[INPUT RECORDS]
- - - -

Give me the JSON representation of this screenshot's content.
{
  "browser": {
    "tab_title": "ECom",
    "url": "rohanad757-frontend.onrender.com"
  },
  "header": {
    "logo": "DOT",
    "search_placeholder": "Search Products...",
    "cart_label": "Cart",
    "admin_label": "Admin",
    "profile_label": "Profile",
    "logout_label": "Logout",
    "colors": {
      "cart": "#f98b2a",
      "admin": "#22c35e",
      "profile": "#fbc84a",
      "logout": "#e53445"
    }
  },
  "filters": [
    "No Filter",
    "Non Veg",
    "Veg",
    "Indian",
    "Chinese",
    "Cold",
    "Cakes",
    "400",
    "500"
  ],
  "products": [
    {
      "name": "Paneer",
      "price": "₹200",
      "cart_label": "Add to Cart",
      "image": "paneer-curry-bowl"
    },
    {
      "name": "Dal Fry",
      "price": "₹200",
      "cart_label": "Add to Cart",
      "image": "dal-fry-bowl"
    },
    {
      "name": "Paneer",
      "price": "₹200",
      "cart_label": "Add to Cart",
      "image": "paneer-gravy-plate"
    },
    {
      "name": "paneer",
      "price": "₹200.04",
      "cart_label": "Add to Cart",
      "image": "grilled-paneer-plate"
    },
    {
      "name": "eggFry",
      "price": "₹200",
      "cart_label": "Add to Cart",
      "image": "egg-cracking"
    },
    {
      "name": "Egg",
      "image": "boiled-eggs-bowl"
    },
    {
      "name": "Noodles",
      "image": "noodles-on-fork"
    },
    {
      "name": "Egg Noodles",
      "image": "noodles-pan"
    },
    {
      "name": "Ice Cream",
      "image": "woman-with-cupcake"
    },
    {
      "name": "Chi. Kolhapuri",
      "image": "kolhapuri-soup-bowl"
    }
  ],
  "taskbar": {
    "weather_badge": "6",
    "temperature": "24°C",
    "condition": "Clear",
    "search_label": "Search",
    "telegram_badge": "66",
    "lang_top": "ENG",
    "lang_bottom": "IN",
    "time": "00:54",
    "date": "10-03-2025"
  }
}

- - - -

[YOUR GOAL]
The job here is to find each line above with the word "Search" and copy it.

[SOLUTION]
    "search_placeholder": "Search Products...",
    "search_label": "Search",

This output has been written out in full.